The agony was caused by a vivid, bright, full, immediate view of the wrath of God. The Father, as it were, set the cup down before him…he now had a near view of that furnace into which he was about to be cast. He stood and viewed its raging flames and the glowing of its heat, that he might know where he was going and what he was about to suffer.
Christ was going to be cast into a dreadful furnace of wrath, and it was not proper that he should plunge himself into it blindfold, as not knowing how dreadful the furnace was. Therefore, that he might not do so, God first brought him and set him at the mouth of the furnace, that he might look in, and stand and view its fierce and raging flames, and might see where he was going, and might voluntarily enter into it and bear it for sinners, as knowing what it was. This view Christ had in his agony…Then he acted as knowing what he did; then his taking that cup, and bearing such dreadful sufferings, was properly his own act by an explicit choice; and so his love to sinners was the more wonderful, as also his obedience to God in it.
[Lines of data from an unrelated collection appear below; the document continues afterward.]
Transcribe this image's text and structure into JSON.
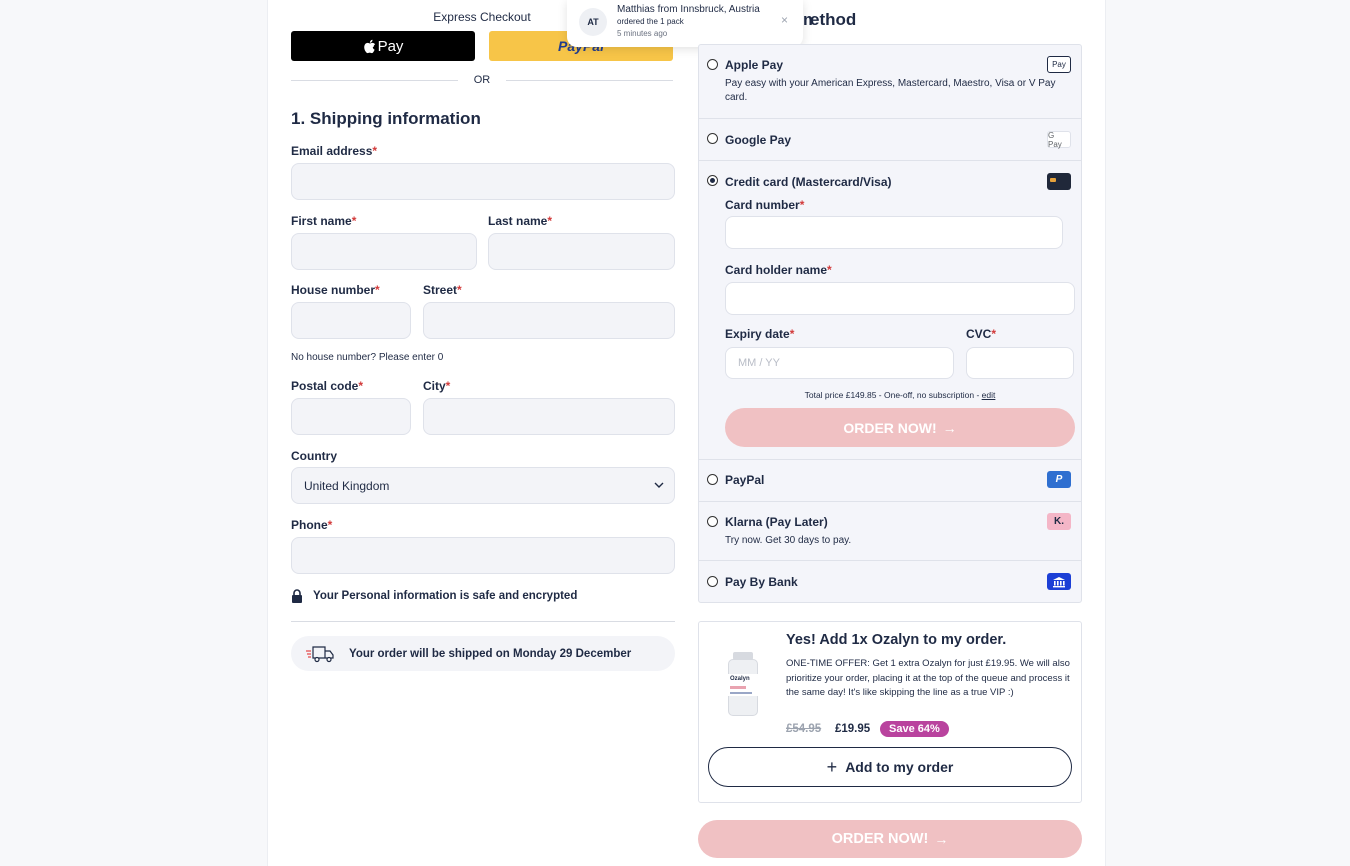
{
  "express": {
    "title": "Express Checkout",
    "apple_pay_label": "Pay",
    "paypal_label": "PayPal",
    "or_label": "OR"
  },
  "notification": {
    "initials": "AT",
    "name": "Matthias from Innsbruck, Austria",
    "action": "ordered the 1 pack",
    "time": "5 minutes ago"
  },
  "shipping": {
    "title": "1. Shipping information",
    "email_label": "Email address",
    "first_name_label": "First name",
    "last_name_label": "Last name",
    "house_number_label": "House number",
    "street_label": "Street",
    "house_hint": "No house number? Please enter 0",
    "postal_label": "Postal code",
    "city_label": "City",
    "country_label": "Country",
    "country_value": "United Kingdom",
    "phone_label": "Phone",
    "secure_note": "Your Personal information is safe and encrypted",
    "ship_note": "Your order will be shipped on Monday 29 December",
    "required_mark": "*"
  },
  "payment": {
    "title_fragment": "ethod",
    "methods": [
      {
        "name": "Apple Pay",
        "desc": "Pay easy with your American Express, Mastercard, Maestro, Visa or V Pay card.",
        "icon": "apple-pay-icon",
        "icon_text": "Pay"
      },
      {
        "name": "Google Pay",
        "icon": "google-pay-icon",
        "icon_text": "G Pay"
      },
      {
        "name": "Credit card (Mastercard/Visa)",
        "icon": "credit-card-icon",
        "selected": true
      },
      {
        "name": "PayPal",
        "icon": "paypal-icon",
        "icon_text": "P"
      },
      {
        "name": "Klarna (Pay Later)",
        "desc": "Try now. Get 30 days to pay.",
        "icon": "klarna-icon",
        "icon_text": "K."
      },
      {
        "name": "Pay By Bank",
        "icon": "bank-icon"
      }
    ],
    "card": {
      "number_label": "Card number",
      "holder_label": "Card holder name",
      "expiry_label": "Expiry date",
      "expiry_placeholder": "MM / YY",
      "cvc_label": "CVC",
      "total_text": "Total price £149.85 - One-off, no subscription -",
      "edit_label": "edit",
      "order_button": "ORDER NOW!"
    },
    "colors": {
      "paypal": "#2f6fd0",
      "klarna": "#f4b6c7",
      "bank": "#1c3fd6",
      "order_disabled": "#f0c1c3"
    }
  },
  "upsell": {
    "title": "Yes! Add 1x Ozalyn to my order.",
    "text": "ONE-TIME OFFER: Get 1 extra Ozalyn for just £19.95. We will also prioritize your order, placing it at the top of the queue and process it the same day! It's like skipping the line as a true VIP :)",
    "old_price": "£54.95",
    "new_price": "£19.95",
    "badge": "Save 64%",
    "button": "Add to my order",
    "bottle_label": "Ozalyn"
  },
  "bottom": {
    "order_button": "ORDER NOW!"
  }
}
If just the taste and glimpse of these sufferings were enough to throw the eternal Son of God into shock, and to nearly kill him in the anticipation of them, what was the actual, full experience of those sufferings on the cross really like?
–From his remarkable sermon Christ’s Agony and quoted by yours truly in the morning sermon (my emphasis)
— Paolo Veronese (@ArtistVeronese) October 27, 2019